Windows 10's changes are as big as the Start menu and as nitty-gritty as the command prompt, with lots of interesting stuff in between. Let's dig in.
Stories by Brad Chacos
These small, yet obscure Windows tips and tricks can make a big difference in your workflow - and save you tons of time in the process.
Windows 9 can right the wrongs (both real and perceived) inflicted by Windows 8, as well as make Microsoft more competitive with Apple and Google.
These days, even brawny tasks like video editing can take place solely in your browser. Check out these great sites for productivity, creativity, security and more.
We all know what a picture's worth. These websites use graphics to display everything from Twitter traffic to births and deaths, in ways that truly drive home what words alone cannot.
Windows is chock full of handy-dandy power tools, but most of them are hidden from everyday view. These are the ones you need to know about.

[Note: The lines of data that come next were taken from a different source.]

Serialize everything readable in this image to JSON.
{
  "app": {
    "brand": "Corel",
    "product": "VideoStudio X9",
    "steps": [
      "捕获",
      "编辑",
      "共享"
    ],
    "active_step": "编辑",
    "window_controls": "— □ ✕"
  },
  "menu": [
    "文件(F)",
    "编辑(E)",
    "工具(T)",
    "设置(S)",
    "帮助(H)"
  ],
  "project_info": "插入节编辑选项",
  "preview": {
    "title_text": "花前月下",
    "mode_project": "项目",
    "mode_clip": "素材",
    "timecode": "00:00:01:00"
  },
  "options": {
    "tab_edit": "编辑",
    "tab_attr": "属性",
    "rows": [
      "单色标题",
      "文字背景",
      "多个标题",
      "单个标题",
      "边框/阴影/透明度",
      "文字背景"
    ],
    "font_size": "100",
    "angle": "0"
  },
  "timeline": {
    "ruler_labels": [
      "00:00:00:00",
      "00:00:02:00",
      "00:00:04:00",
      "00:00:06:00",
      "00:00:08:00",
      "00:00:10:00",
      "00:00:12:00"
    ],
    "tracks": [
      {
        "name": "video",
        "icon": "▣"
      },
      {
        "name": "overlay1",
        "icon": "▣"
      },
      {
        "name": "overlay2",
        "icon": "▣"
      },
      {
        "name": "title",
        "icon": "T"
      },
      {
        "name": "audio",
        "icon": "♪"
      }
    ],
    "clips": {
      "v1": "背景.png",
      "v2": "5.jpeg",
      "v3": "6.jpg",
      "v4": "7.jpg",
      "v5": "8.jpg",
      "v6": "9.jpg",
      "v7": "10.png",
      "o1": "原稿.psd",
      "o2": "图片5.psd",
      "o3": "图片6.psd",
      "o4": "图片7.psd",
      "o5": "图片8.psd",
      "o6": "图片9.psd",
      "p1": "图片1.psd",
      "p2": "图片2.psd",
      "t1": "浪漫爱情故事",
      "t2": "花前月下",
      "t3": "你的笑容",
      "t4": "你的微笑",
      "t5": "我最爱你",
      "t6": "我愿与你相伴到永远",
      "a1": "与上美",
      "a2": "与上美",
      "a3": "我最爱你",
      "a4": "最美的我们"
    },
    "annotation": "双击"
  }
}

From smartphones that know you’re near to tattoos and even pills, high-tech companies are busy replacing pesky strings of text with easier ways to authenticate. Check out the future here.

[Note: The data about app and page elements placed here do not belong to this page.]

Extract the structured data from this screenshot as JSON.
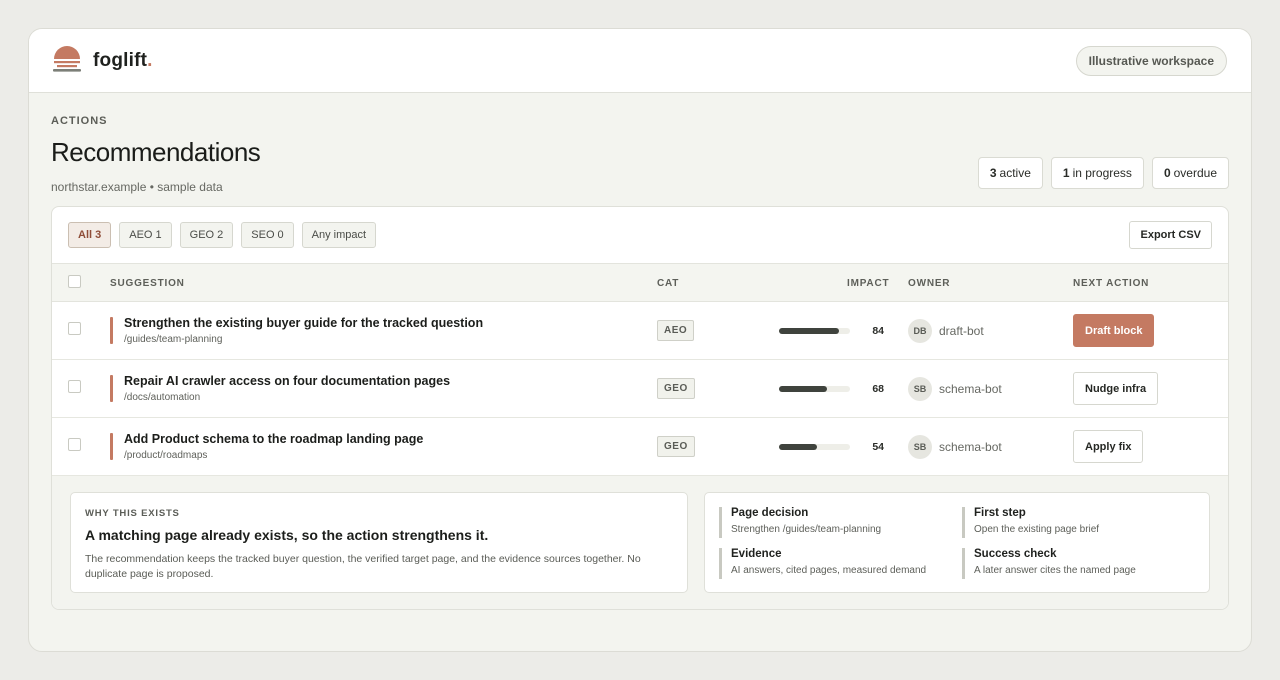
{
  "brand": {
    "name": "foglift",
    "dot": "."
  },
  "workspace": "Illustrative workspace",
  "header": {
    "eyebrow": "ACTIONS",
    "title": "Recommendations",
    "subtitle": "northstar.example • sample data"
  },
  "stats": [
    {
      "value": "3",
      "label": "active"
    },
    {
      "value": "1",
      "label": "in progress"
    },
    {
      "value": "0",
      "label": "overdue"
    }
  ],
  "filters": [
    {
      "label": "All 3"
    },
    {
      "label": "AEO 1"
    },
    {
      "label": "GEO 2"
    },
    {
      "label": "SEO 0"
    },
    {
      "label": "Any impact"
    }
  ],
  "export_label": "Export CSV",
  "columns": {
    "suggestion": "SUGGESTION",
    "cat": "CAT",
    "impact": "IMPACT",
    "owner": "OWNER",
    "next_action": "NEXT ACTION"
  },
  "rows": [
    {
      "title": "Strengthen the existing buyer guide for the tracked question",
      "path": "/guides/team-planning",
      "cat": "AEO",
      "impact": 84,
      "initials": "DB",
      "owner": "draft-bot",
      "action": "Draft block"
    },
    {
      "title": "Repair AI crawler access on four documentation pages",
      "path": "/docs/automation",
      "cat": "GEO",
      "impact": 68,
      "initials": "SB",
      "owner": "schema-bot",
      "action": "Nudge infra"
    },
    {
      "title": "Add Product schema to the roadmap landing page",
      "path": "/product/roadmaps",
      "cat": "GEO",
      "impact": 54,
      "initials": "SB",
      "owner": "schema-bot",
      "action": "Apply fix"
    }
  ],
  "why": {
    "eyebrow": "WHY THIS EXISTS",
    "title": "A matching page already exists, so the action strengthens it.",
    "body": "The recommendation keeps the tracked buyer question, the verified target page, and the evidence sources together. No duplicate page is proposed."
  },
  "facts": [
    {
      "label": "Page decision",
      "value": "Strengthen /guides/team-planning"
    },
    {
      "label": "First step",
      "value": "Open the existing page brief"
    },
    {
      "label": "Evidence",
      "value": "AI answers, cited pages, measured demand"
    },
    {
      "label": "Success check",
      "value": "A later answer cites the named page"
    }
  ],
  "colors": {
    "accent": "#c47a62",
    "bar": "#3f433d",
    "background": "#f3f4ef"
  },
  "icons": {
    "logo": "sunset-logo-icon",
    "checkbox": "checkbox-icon"
  }
}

Amazing advances in computing technology revealed themselves at small events around the globe this week. Catch up on Hybrid Memory Cubes, super-speedy processors, and more.
From new chips to super-fast storage and amazing connectivity improvements, the future of computing was unveiled at Computex.

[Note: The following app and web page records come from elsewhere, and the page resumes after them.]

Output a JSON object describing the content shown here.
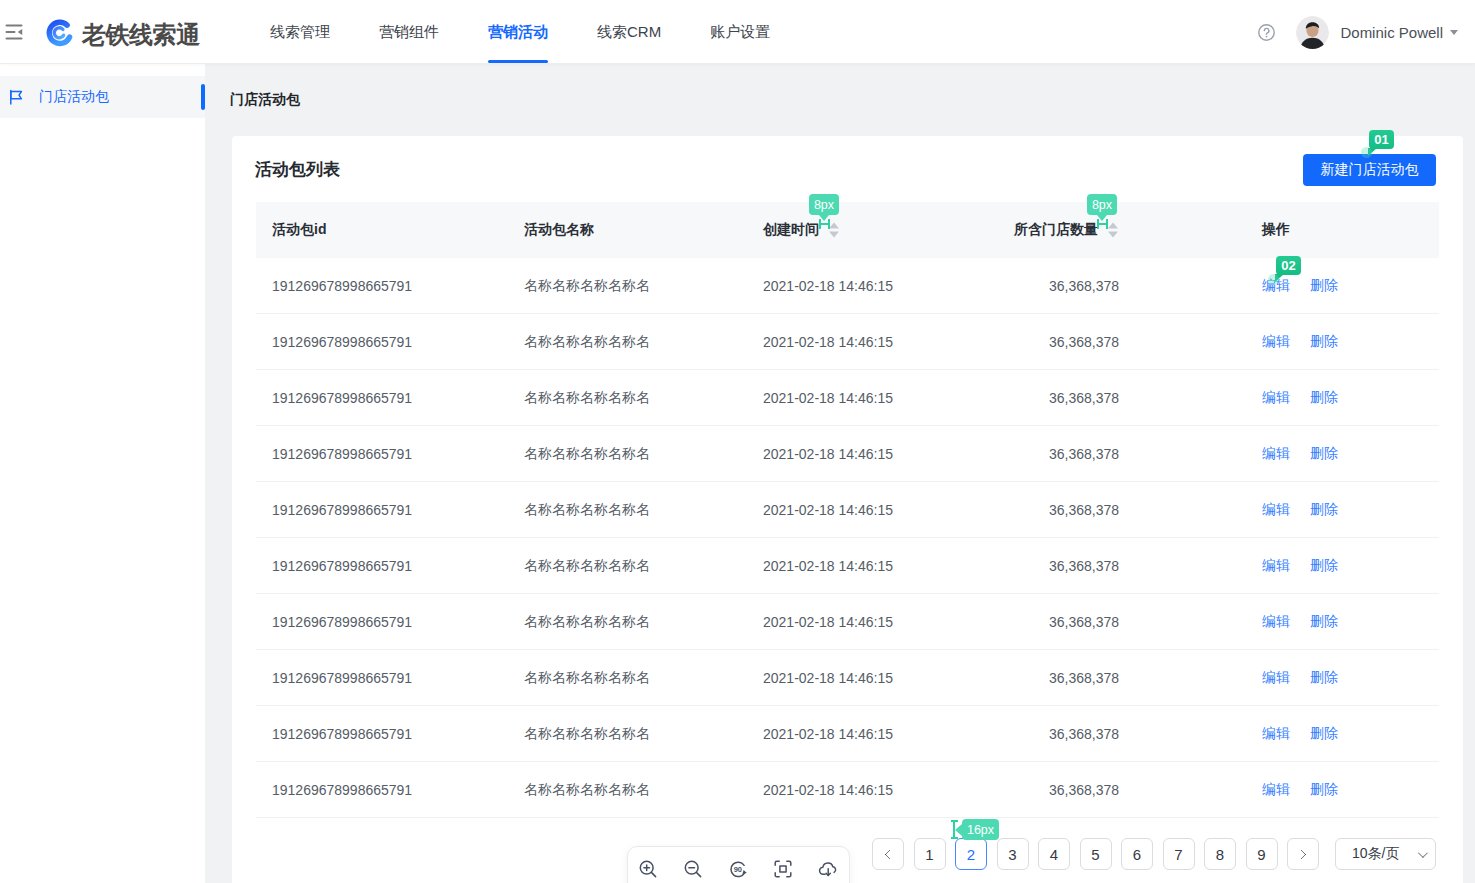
{
  "app": {
    "logo_text": "老铁线索通",
    "collapse_icon": "menu-fold-icon"
  },
  "topnav": {
    "items": [
      {
        "label": "线索管理",
        "active": false
      },
      {
        "label": "营销组件",
        "active": false
      },
      {
        "label": "营销活动",
        "active": true
      },
      {
        "label": "线索CRM",
        "active": false
      },
      {
        "label": "账户设置",
        "active": false
      }
    ]
  },
  "user": {
    "name": "Dominic Powell"
  },
  "help_icon": "question-circle-icon",
  "sidebar": {
    "items": [
      {
        "label": "门店活动包",
        "icon": "flag-icon",
        "active": true
      }
    ]
  },
  "breadcrumb": "门店活动包",
  "panel": {
    "title": "活动包列表",
    "new_button_label": "新建门店活动包"
  },
  "table": {
    "columns": [
      {
        "label": "活动包id",
        "sortable": false
      },
      {
        "label": "活动包名称",
        "sortable": false
      },
      {
        "label": "创建时间",
        "sortable": true
      },
      {
        "label": "所含门店数量",
        "sortable": true
      },
      {
        "label": "操作",
        "sortable": false
      }
    ],
    "edit_label": "编辑",
    "delete_label": "删除",
    "rows": [
      {
        "id": "191269678998665791",
        "name": "名称名称名称名称名",
        "created": "2021-02-18 14:46:15",
        "stores": "36,368,378"
      },
      {
        "id": "191269678998665791",
        "name": "名称名称名称名称名",
        "created": "2021-02-18 14:46:15",
        "stores": "36,368,378"
      },
      {
        "id": "191269678998665791",
        "name": "名称名称名称名称名",
        "created": "2021-02-18 14:46:15",
        "stores": "36,368,378"
      },
      {
        "id": "191269678998665791",
        "name": "名称名称名称名称名",
        "created": "2021-02-18 14:46:15",
        "stores": "36,368,378"
      },
      {
        "id": "191269678998665791",
        "name": "名称名称名称名称名",
        "created": "2021-02-18 14:46:15",
        "stores": "36,368,378"
      },
      {
        "id": "191269678998665791",
        "name": "名称名称名称名称名",
        "created": "2021-02-18 14:46:15",
        "stores": "36,368,378"
      },
      {
        "id": "191269678998665791",
        "name": "名称名称名称名称名",
        "created": "2021-02-18 14:46:15",
        "stores": "36,368,378"
      },
      {
        "id": "191269678998665791",
        "name": "名称名称名称名称名",
        "created": "2021-02-18 14:46:15",
        "stores": "36,368,378"
      },
      {
        "id": "191269678998665791",
        "name": "名称名称名称名称名",
        "created": "2021-02-18 14:46:15",
        "stores": "36,368,378"
      },
      {
        "id": "191269678998665791",
        "name": "名称名称名称名称名",
        "created": "2021-02-18 14:46:15",
        "stores": "36,368,378"
      }
    ]
  },
  "pagination": {
    "pages": [
      "1",
      "2",
      "3",
      "4",
      "5",
      "6",
      "7",
      "8",
      "9"
    ],
    "active_page": "2",
    "page_size_label": "10条/页"
  },
  "viewer_toolbar": {
    "icons": [
      "zoom-in",
      "zoom-out",
      "rotate-90",
      "fit-screen",
      "cloud-download"
    ]
  },
  "annotations": {
    "badge_color": "#4dd9b2",
    "number_badge_color": "#1cc48c",
    "items": [
      {
        "text": "01"
      },
      {
        "text": "02"
      },
      {
        "text": "8px"
      },
      {
        "text": "8px"
      },
      {
        "text": "16px"
      }
    ]
  },
  "colors": {
    "primary_blue": "#1269fb",
    "link_blue": "#3380ff",
    "page_bg": "#f1f2f4",
    "table_header_bg": "#f7f8fa"
  }
}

More than a mere blank slate, a new PC is a fresh opportunity—a collection of components that, with the right software installed, could accomplish anything from balancing your household budget to helping to cure cancer. Yes, stocking your PC is an intensely personal task. Even still, some programs are so helpful, so handy, so useful across the board that we heartily recommend them to everybody. These are the programs you want to install on a new PC first.
Microsoft’s app marketplace may not be quite as flush as its competitors, but roughly 140,000 apps still reside in the Windows Store
They say you don't move forward by standing still. In a frenzied grasp for relevance in the mobile age, Microsoft spent 2013 shaking things up at a cellular level.
Just a few years back, buying a laptop was as easy as walking into a store, strolling past the netbooks, plunking down a few hundred bucks on a Windows machine with a trackpad that didn't completely suck, and coming home, if not happy, at least with a notebook that could get the job done.
Steve Ballmer's audacious vision of "One Microsoft, all the time," delivering a single, seamless user experience across a wide range of devices, from PCs to tablets to video-game consoles, will not be achieved without digital bloodshed. Windows will die, a Microsoft exec suggested last week..